- A 1-year suspension is imposed on drivers who have one or more prior DUI convictions or APS actions within 10 years.
Depending on the state you live in, the APS can carry harsher punishments if you refuse to take a sobriety test. The state of California has this to say about refusal of a BAC test:
- For offenders refusing a BAC test, a 1-year license suspension is imposed for a first offense.
- A 2-year revocation is imposed for a second offense.
- A 3-year revocation is imposed for a third or subsequent offense (within 10 years).
- There are no provisions for issuance of a restricted license following a BAC test refusal.
A DUI lawyer can advise you on the best approach to take to reinstate your driver's license as soon as possible. They can also be relied on to submit the proper paperwork at the correct times to ensure you meet all the requirements of your state's DMV. They can guide you to get enrolled in "DUI school" at the appropriate time and coach you on what steps to take and when so you can get back (safely) on the road again.
Underage drinking and driving
If caught driving while drinking or under the influence of drugs, minors can face harsh penalties. Hiring a DUI lawyer for underage drinking and driving may help reduce your teen's sentence. Most states want to discourage underage drinking and underage drinking and driving as much as possible. This means that the BAC limit is much lower for people who are not of legal drinking age; in most states there is a zero tolerance law, which means _any _amount of alcohol detected in a minor's blood can lead to a DUI. Minors are also likely to face charges for underage drinking on top of the DUI or DWI. Here is an interactive map by the National Institute on Alcohol Abuse and Alcoholism about underage drinking and driving laws. It can be particularly helpful to have a knowledgeable DUI lawyer representing a minor who's been arrested for driving under the influence.
People who drive for a living, such as truckers, postal workers, delivery drivers and more, face tighter restrictions on drinking and driving. If your job depends on your commercial driver's license (CDL), it may be especially critical to hire a DUI attorney to help you deal with criminal charges. Each state has different regulations, so if you are a commercial driver it's important to know legal limits. For example, in California, the legal limit for a commercial driver who is operating a commercial vehicle is a BAC of .04%. If arrested, commercial drivers may lose their ability to drive commercially for varying lengths of time. In some states, such as California, you are guaranteed to lose your CDL for at least one year for DUI, regardless of whether this was your first DUI offense or you were driving in a noncommercial vehicle. Unlike standard driver's licenses, in California, restricted CDLs are not available to allow driving for work, so you will be unable to drive commercially for a year. A DUI when you have a CDL can also make it difficult to get future work. If you rely on driving commercially for a living, having knowledgeable legal counsel can potentially save your livelihood.
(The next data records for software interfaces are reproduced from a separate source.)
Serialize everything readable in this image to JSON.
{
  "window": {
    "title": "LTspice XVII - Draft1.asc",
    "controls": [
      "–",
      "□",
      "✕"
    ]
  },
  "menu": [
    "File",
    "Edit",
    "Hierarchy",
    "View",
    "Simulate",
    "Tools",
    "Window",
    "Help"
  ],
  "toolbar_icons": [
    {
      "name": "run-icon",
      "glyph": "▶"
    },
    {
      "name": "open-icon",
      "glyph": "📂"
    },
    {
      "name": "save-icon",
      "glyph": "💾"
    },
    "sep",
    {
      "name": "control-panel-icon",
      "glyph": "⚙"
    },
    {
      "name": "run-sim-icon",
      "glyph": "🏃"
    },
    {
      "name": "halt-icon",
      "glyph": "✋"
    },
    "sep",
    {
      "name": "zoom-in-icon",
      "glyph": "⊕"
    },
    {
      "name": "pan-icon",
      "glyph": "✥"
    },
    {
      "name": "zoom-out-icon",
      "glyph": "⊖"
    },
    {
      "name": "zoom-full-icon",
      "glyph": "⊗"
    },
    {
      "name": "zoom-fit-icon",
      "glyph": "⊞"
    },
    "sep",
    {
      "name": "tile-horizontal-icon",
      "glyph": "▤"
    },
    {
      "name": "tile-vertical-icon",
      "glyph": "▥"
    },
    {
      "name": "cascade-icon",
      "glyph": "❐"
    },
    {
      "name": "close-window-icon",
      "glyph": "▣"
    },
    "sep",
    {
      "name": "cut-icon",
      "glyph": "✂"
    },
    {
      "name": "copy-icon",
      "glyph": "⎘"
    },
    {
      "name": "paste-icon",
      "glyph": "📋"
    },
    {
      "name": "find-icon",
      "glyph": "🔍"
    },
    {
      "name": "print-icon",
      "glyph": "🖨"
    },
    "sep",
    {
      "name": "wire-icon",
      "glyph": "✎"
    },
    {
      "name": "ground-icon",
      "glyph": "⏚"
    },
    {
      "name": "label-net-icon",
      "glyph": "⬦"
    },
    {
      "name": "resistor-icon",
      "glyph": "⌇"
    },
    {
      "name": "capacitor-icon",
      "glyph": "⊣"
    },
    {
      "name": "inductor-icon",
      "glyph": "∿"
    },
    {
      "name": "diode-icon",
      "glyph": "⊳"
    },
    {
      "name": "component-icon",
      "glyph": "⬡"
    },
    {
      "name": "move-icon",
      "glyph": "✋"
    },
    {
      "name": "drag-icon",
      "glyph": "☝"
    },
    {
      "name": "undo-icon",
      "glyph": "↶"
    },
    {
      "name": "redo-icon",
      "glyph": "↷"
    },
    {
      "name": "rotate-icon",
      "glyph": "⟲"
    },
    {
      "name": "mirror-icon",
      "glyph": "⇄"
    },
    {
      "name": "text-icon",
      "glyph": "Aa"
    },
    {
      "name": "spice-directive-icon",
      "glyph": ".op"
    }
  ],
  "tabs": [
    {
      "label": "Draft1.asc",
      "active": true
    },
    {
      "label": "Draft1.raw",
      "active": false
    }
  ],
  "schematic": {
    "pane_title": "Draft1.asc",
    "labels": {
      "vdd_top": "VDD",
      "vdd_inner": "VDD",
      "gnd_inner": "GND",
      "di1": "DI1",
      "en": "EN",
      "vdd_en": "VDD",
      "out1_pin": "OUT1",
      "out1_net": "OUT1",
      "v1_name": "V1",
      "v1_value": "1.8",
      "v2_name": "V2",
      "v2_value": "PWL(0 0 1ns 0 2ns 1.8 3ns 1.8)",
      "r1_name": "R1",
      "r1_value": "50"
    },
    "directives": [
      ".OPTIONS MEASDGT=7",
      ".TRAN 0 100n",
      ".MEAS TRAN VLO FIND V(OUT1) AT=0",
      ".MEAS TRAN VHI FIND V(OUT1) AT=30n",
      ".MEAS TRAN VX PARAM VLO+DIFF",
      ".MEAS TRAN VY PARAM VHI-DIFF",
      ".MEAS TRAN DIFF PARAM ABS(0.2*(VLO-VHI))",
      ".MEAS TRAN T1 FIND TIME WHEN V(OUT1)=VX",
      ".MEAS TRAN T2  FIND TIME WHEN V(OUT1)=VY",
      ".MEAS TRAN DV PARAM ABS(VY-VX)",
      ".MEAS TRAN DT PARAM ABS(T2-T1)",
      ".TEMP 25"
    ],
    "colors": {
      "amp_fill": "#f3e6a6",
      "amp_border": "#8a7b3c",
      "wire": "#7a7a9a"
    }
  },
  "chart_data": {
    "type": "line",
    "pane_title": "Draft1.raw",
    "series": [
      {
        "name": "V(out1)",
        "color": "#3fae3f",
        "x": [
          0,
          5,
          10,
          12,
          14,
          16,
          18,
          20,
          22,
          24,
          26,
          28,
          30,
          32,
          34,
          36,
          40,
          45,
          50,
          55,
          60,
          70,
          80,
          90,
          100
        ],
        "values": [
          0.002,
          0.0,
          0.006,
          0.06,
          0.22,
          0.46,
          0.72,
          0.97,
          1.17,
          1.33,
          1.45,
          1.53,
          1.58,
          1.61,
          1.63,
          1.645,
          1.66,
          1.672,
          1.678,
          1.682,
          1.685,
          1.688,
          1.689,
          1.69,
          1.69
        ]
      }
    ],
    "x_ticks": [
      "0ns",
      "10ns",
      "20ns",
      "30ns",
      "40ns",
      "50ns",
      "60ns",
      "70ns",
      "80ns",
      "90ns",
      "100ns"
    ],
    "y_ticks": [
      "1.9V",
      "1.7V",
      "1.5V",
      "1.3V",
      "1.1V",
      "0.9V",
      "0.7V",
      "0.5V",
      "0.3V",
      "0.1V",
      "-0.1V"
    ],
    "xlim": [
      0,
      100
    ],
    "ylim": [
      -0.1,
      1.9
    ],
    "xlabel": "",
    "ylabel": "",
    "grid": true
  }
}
- When hiring a DUI lawyer, read client reviews and follow up with references to make sure you're choosing the right lawyer for your case. For more, check out our tips for smart hiring.